[caption id="attachment_15960" align="aligncenter" width="640" caption="Just before the start of the Transcontinental, Austrian, Walter Reiterer, In his printed Lederhosen"][/caption] For a time bike racing had lost its shine for me. I was beginning to resent the bicycle and in particular bike racing. The gloss of the Tour de France, the hyperbole of the spring Classics, Super teams with P.R banality, with brand guidelines, overkill!   I was bored of it all. Something was missing. Was it racing that was killing my bicycle love? The overarching hype of the peloton? The social media uproar from the neo-bike riders, frenziedly telling me what a real cyclist was? For years, I had followed the races, taken the pictures, watched the race, explored it, breathed it, lived it. I followed the managers, mechanics, the off season, the life, I had drank coffee in Girona. It felt done, all that was left was the adrenaline. When the peloton was moving at full speed toward me, it gave me a rush, an adrenaline kick. I loved the chase of a photograph. In that short time frame, the world fell away, just leaving me, the race, the camera, the moment, an adrenaline fuelled moment, but that is now not enough. I needed to bring my love of images and transit together. Together without the adrenaline fix, something ‘Mindful’ (I know, It’s a dreadful on-trend expression, but it fits). I need to be where I am, rather than riding a wave of adrenaline. I needed something more. Then came the Transcontinental Race ( TCR ). The Transcontinental put the poetry back into bicycle racing for me. No more having to strip away the gloss from 21st Century Fox, no trying to escape the politics of the U.C.I, and the boring stories of doping all left behind. The narratives of the TCR run and run, so many seemed to emerge, each rider has a story, each rider has rich stories. With so many KMs; so much hunger; complicated route variables; punctures; sleep deprivation; mechanicals; and stray dogs it is inevitable everyone has a story.   [caption id="attachment_15977" align="aligncenter" width="640" caption="Frenchman Stephane Ouaja with his prized blood stained cap. Stephane rode the TCR on a fix wheel and finished in 12th place"][/caption] The TCR, taps into the past, and points to the future. It is social media, it is in real time... it escapes the tyranny of of Television ... it is the wild west of bike racing. It is a dot on the computer screen! [caption id="attachment_15976" align="aligncenter" width="640" caption="Border crossing from Montenegro to Albania"][/caption] [caption id="attachment_15964" align="aligncenter" width="640" caption="Looking down from the Colle delle Finestre"][/caption]   Compare this to a TV interview of the Tour de France… The picture at the top is Walter Reiterer, in his printed lederhosen cycling kit. It is just before the start of the TCR, in Geraardsbergen, a confident, energetic, smiling figure. The Austrian was to my trained eye... mad as a brush. I liked him. Like many of the riders I got to see the lederhosen printed racer several times over the route of the race, I watched his lycra leathers take on new colours and textures. He had stories to tell like all the rest, he told me he started to carry a rock along the route and by the end he had the best metaphorical, maybe real story of the race. Riders were blurring dreams and reality by the end, delusions were welcome after 400 KM. I had heard of racers riding with Alberto Contador on climbs, someone had become Eugène Christophe in the 1913 Tour de France. Walter however had used his rock! Everyone had their problem with the stray dogs, barking chasing and putting the fear into everyone. Walter had the solution, the rock.  As Walter said in his own words 'the dog was no more'. A swift blow with the rock to the head had dispatched the dog back to hell*. And that’s what the TCR did for me, it dispatched my dogs back to hell. [caption id="attachment_15974" align="aligncenter" width="640" caption="Walter Reiterer at the finish in Istanbul"][/caption]

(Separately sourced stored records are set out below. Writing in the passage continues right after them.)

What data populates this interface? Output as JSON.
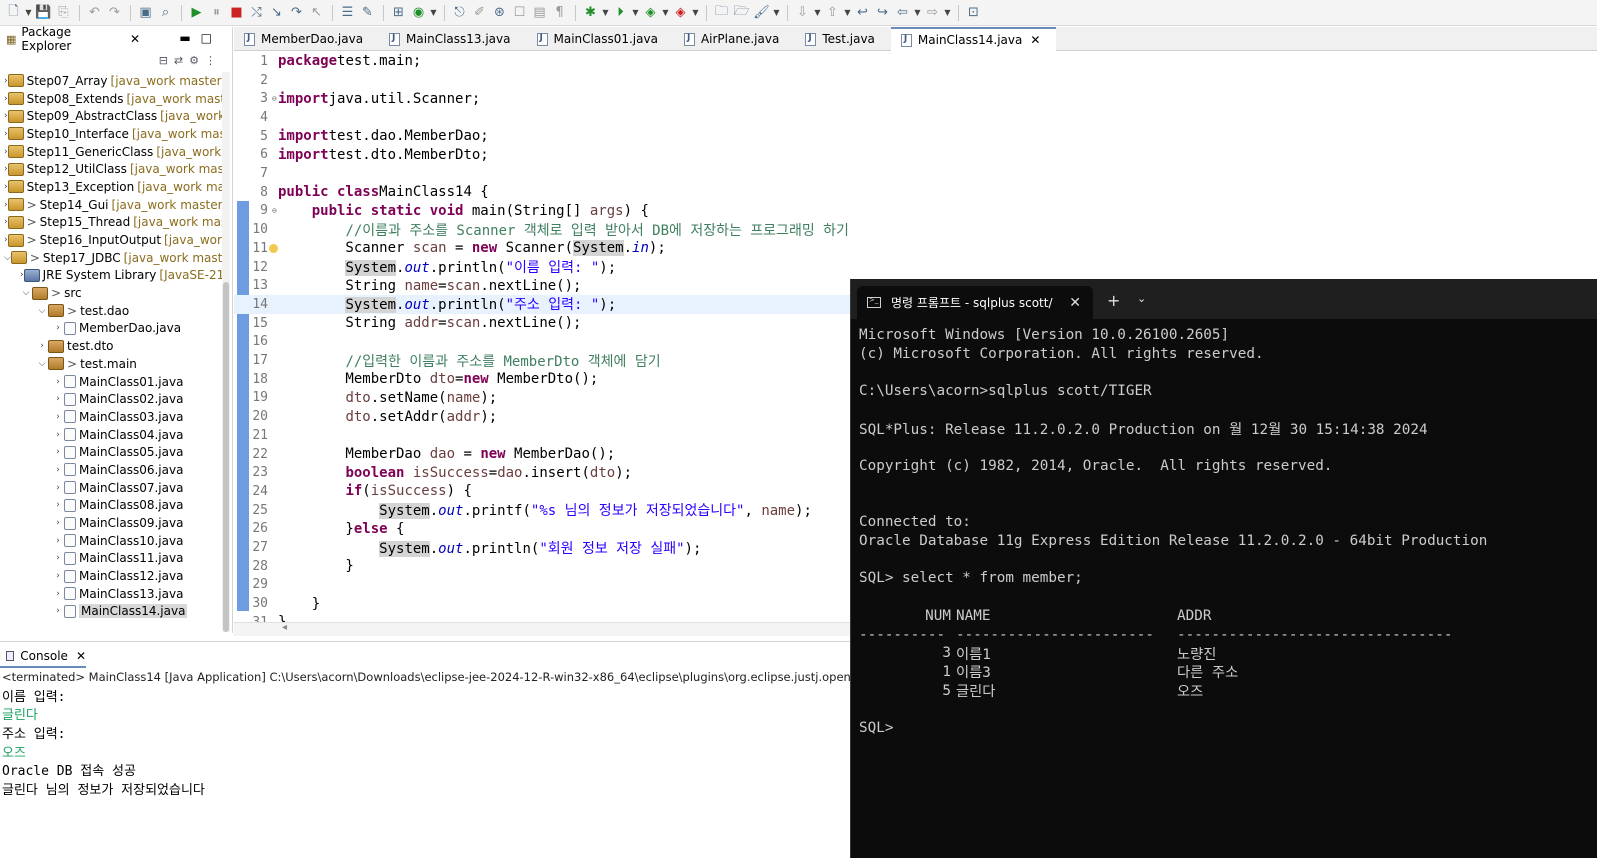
{
  "explorer": {
    "title": "Package Explorer",
    "tree": [
      {
        "arrow": ">",
        "icon": "proj",
        "name": "Step07_Array",
        "branch": "[java_work master]"
      },
      {
        "arrow": ">",
        "icon": "proj",
        "name": "Step08_Extends",
        "branch": "[java_work maste"
      },
      {
        "arrow": ">",
        "icon": "proj",
        "name": "Step09_AbstractClass",
        "branch": "[java_work"
      },
      {
        "arrow": ">",
        "icon": "proj",
        "name": "Step10_Interface",
        "branch": "[java_work mast"
      },
      {
        "arrow": ">",
        "icon": "proj",
        "name": "Step11_GenericClass",
        "branch": "[java_work r"
      },
      {
        "arrow": ">",
        "icon": "proj",
        "name": "Step12_UtilClass",
        "branch": "[java_work mast"
      },
      {
        "arrow": ">",
        "icon": "proj",
        "name": "Step13_Exception",
        "branch": "[java_work mas"
      },
      {
        "arrow": ">",
        "icon": "proj",
        "prefix": ">",
        "name": "Step14_Gui",
        "branch": "[java_work master]"
      },
      {
        "arrow": ">",
        "icon": "proj",
        "prefix": ">",
        "name": "Step15_Thread",
        "branch": "[java_work master"
      },
      {
        "arrow": ">",
        "icon": "proj",
        "prefix": ">",
        "name": "Step16_InputOutput",
        "branch": "[java_work"
      },
      {
        "arrow": "v",
        "icon": "proj",
        "prefix": ">",
        "name": "Step17_JDBC",
        "branch": "[java_work maste"
      },
      {
        "arrow": ">",
        "icon": "lib",
        "name": "JRE System Library",
        "branch": "[JavaSE-21",
        "indent": 1
      },
      {
        "arrow": "v",
        "icon": "pkg",
        "prefix": ">",
        "name": "src",
        "indent": 1
      },
      {
        "arrow": "v",
        "icon": "pkg",
        "prefix": ">",
        "name": "test.dao",
        "indent": 2
      },
      {
        "arrow": ">",
        "icon": "java",
        "name": "MemberDao.java",
        "indent": 3
      },
      {
        "arrow": ">",
        "icon": "pkg",
        "name": "test.dto",
        "indent": 2
      },
      {
        "arrow": "v",
        "icon": "pkg",
        "prefix": ">",
        "name": "test.main",
        "indent": 2
      },
      {
        "arrow": ">",
        "icon": "java",
        "name": "MainClass01.java",
        "indent": 3
      },
      {
        "arrow": ">",
        "icon": "java",
        "name": "MainClass02.java",
        "indent": 3
      },
      {
        "arrow": ">",
        "icon": "java",
        "name": "MainClass03.java",
        "indent": 3
      },
      {
        "arrow": ">",
        "icon": "java",
        "name": "MainClass04.java",
        "indent": 3
      },
      {
        "arrow": ">",
        "icon": "java",
        "name": "MainClass05.java",
        "indent": 3
      },
      {
        "arrow": ">",
        "icon": "java",
        "name": "MainClass06.java",
        "indent": 3
      },
      {
        "arrow": ">",
        "icon": "java",
        "name": "MainClass07.java",
        "indent": 3
      },
      {
        "arrow": ">",
        "icon": "java",
        "name": "MainClass08.java",
        "indent": 3
      },
      {
        "arrow": ">",
        "icon": "java",
        "name": "MainClass09.java",
        "indent": 3
      },
      {
        "arrow": ">",
        "icon": "java",
        "name": "MainClass10.java",
        "indent": 3
      },
      {
        "arrow": ">",
        "icon": "java",
        "name": "MainClass11.java",
        "indent": 3
      },
      {
        "arrow": ">",
        "icon": "java",
        "name": "MainClass12.java",
        "indent": 3
      },
      {
        "arrow": ">",
        "icon": "java",
        "name": "MainClass13.java",
        "indent": 3
      },
      {
        "arrow": ">",
        "icon": "java",
        "name": "MainClass14.java",
        "indent": 3,
        "selected": true
      }
    ]
  },
  "editor": {
    "tabs": [
      {
        "label": "MemberDao.java"
      },
      {
        "label": "MainClass13.java"
      },
      {
        "label": "MainClass01.java"
      },
      {
        "label": "AirPlane.java"
      },
      {
        "label": "Test.java"
      },
      {
        "label": "MainClass14.java",
        "active": true
      }
    ],
    "lines": [
      [
        [
          "kw",
          "package"
        ],
        [
          "",
          "test.main;"
        ]
      ],
      [],
      [
        [
          "kw",
          "import"
        ],
        [
          "",
          "java.util.Scanner;"
        ]
      ],
      [],
      [
        [
          "kw",
          "import"
        ],
        [
          "",
          "test.dao.MemberDao;"
        ]
      ],
      [
        [
          "kw",
          "import"
        ],
        [
          "",
          "test.dto.MemberDto;"
        ]
      ],
      [],
      [
        [
          "kw",
          "public class"
        ],
        [
          "",
          "MainClass14 {"
        ]
      ],
      [
        [
          "",
          "    "
        ],
        [
          "kw",
          "public static void"
        ],
        [
          "",
          " main(String[] "
        ],
        [
          "var",
          "args"
        ],
        [
          "",
          ") {"
        ]
      ],
      [
        [
          "",
          "        "
        ],
        [
          "cm",
          "//이름과 주소를 Scanner 객체로 입력 받아서 DB에 저장하는 프로그래밍 하기"
        ]
      ],
      [
        [
          "",
          "        Scanner "
        ],
        [
          "var",
          "scan"
        ],
        [
          "",
          " = "
        ],
        [
          "kw",
          "new"
        ],
        [
          "",
          " Scanner("
        ],
        [
          "hl",
          "System"
        ],
        [
          "",
          "."
        ],
        [
          "fld",
          "in"
        ],
        [
          "",
          ");"
        ]
      ],
      [
        [
          "",
          "        "
        ],
        [
          "hl",
          "System"
        ],
        [
          "",
          "."
        ],
        [
          "fld",
          "out"
        ],
        [
          "",
          ".println("
        ],
        [
          "str",
          "\"이름 입력: \""
        ],
        [
          "",
          ");"
        ]
      ],
      [
        [
          "",
          "        String "
        ],
        [
          "var",
          "name"
        ],
        [
          "",
          "="
        ],
        [
          "var",
          "scan"
        ],
        [
          "",
          ".nextLine();"
        ]
      ],
      [
        [
          "",
          "        "
        ],
        [
          "hl",
          "System"
        ],
        [
          "",
          "."
        ],
        [
          "fld",
          "out"
        ],
        [
          "",
          ".println("
        ],
        [
          "str",
          "\"주소 입력: \""
        ],
        [
          "",
          ");"
        ]
      ],
      [
        [
          "",
          "        String "
        ],
        [
          "var",
          "addr"
        ],
        [
          "",
          "="
        ],
        [
          "var",
          "scan"
        ],
        [
          "",
          ".nextLine();"
        ]
      ],
      [],
      [
        [
          "",
          "        "
        ],
        [
          "cm",
          "//입력한 이름과 주소를 MemberDto 객체에 담기"
        ]
      ],
      [
        [
          "",
          "        MemberDto "
        ],
        [
          "var",
          "dto"
        ],
        [
          "",
          "="
        ],
        [
          "kw",
          "new"
        ],
        [
          "",
          " MemberDto();"
        ]
      ],
      [
        [
          "",
          "        "
        ],
        [
          "var",
          "dto"
        ],
        [
          "",
          ".setName("
        ],
        [
          "var",
          "name"
        ],
        [
          "",
          ");"
        ]
      ],
      [
        [
          "",
          "        "
        ],
        [
          "var",
          "dto"
        ],
        [
          "",
          ".setAddr("
        ],
        [
          "var",
          "addr"
        ],
        [
          "",
          ");"
        ]
      ],
      [],
      [
        [
          "",
          "        MemberDao "
        ],
        [
          "var",
          "dao"
        ],
        [
          "",
          " = "
        ],
        [
          "kw",
          "new"
        ],
        [
          "",
          " MemberDao();"
        ]
      ],
      [
        [
          "",
          "        "
        ],
        [
          "kw",
          "boolean"
        ],
        [
          "",
          ""
        ],
        [
          "var",
          " isSuccess"
        ],
        [
          "",
          "="
        ],
        [
          "var",
          "dao"
        ],
        [
          "",
          ".insert("
        ],
        [
          "var",
          "dto"
        ],
        [
          "",
          ");"
        ]
      ],
      [
        [
          "",
          "        "
        ],
        [
          "kw",
          "if"
        ],
        [
          "",
          "("
        ],
        [
          "var",
          "isSuccess"
        ],
        [
          "",
          ") {"
        ]
      ],
      [
        [
          "",
          "            "
        ],
        [
          "hl",
          "System"
        ],
        [
          "",
          "."
        ],
        [
          "fld",
          "out"
        ],
        [
          "",
          ".printf("
        ],
        [
          "str",
          "\"%s 님의 정보가 저장되었습니다\""
        ],
        [
          "",
          ", "
        ],
        [
          "var",
          "name"
        ],
        [
          "",
          ");"
        ]
      ],
      [
        [
          "",
          "        }"
        ],
        [
          "kw",
          "else"
        ],
        [
          "",
          " {"
        ]
      ],
      [
        [
          "",
          "            "
        ],
        [
          "hl",
          "System"
        ],
        [
          "",
          "."
        ],
        [
          "fld",
          "out"
        ],
        [
          "",
          ".println("
        ],
        [
          "str",
          "\"회원 정보 저장 실패\""
        ],
        [
          "",
          ");"
        ]
      ],
      [
        [
          "",
          "        }"
        ]
      ],
      [],
      [
        [
          "",
          "    }"
        ]
      ],
      [
        [
          "",
          "}"
        ]
      ]
    ]
  },
  "console": {
    "tab_label": "Console",
    "status": "<terminated> MainClass14 [Java Application] C:\\Users\\acorn\\Downloads\\eclipse-jee-2024-12-R-win32-x86_64\\eclipse\\plugins\\org.eclipse.justj.openjdk.hot",
    "lines": [
      {
        "text": "이름 입력:",
        "input": false
      },
      {
        "text": "글린다",
        "input": true
      },
      {
        "text": "주소 입력:",
        "input": false
      },
      {
        "text": "오즈",
        "input": true
      },
      {
        "text": "Oracle DB 접속 성공",
        "input": false
      },
      {
        "text": "글린다 님의 정보가 저장되었습니다",
        "input": false
      }
    ]
  },
  "terminal": {
    "tab_title": "명령 프롬프트 - sqlplus  scott/",
    "lines": [
      "Microsoft Windows [Version 10.0.26100.2605]",
      "(c) Microsoft Corporation. All rights reserved.",
      "",
      "C:\\Users\\acorn>sqlplus scott/TIGER",
      "",
      "SQL*Plus: Release 11.2.0.2.0 Production on 월 12월 30 15:14:38 2024",
      "",
      "Copyright (c) 1982, 2014, Oracle.  All rights reserved.",
      "",
      "",
      "Connected to:",
      "Oracle Database 11g Express Edition Release 11.2.0.2.0 - 64bit Production",
      "",
      "SQL> select * from member;"
    ],
    "table": {
      "headers": [
        "NUM",
        "NAME",
        "ADDR"
      ],
      "separators": [
        "----------",
        "-----------------------",
        "--------------------------------"
      ],
      "rows": [
        [
          "3",
          "이름1",
          "노량진"
        ],
        [
          "1",
          "이름3",
          "다른 주소"
        ],
        [
          "5",
          "글린다",
          "오즈"
        ]
      ]
    },
    "prompt": "SQL>"
  }
}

(*Note: No dogs were actually hurt in the riding of the Transcontinental Race 2015 - this is merely a metaphor.)

I love seeing the race through your lens and I really hope you'll be back to cover TCR No4!
Darren Franks 23 May 2016 at 20:16
Congratulation to all of the finisher and also you Walter!!!
jacob zurl 23 May 2016 at 20:16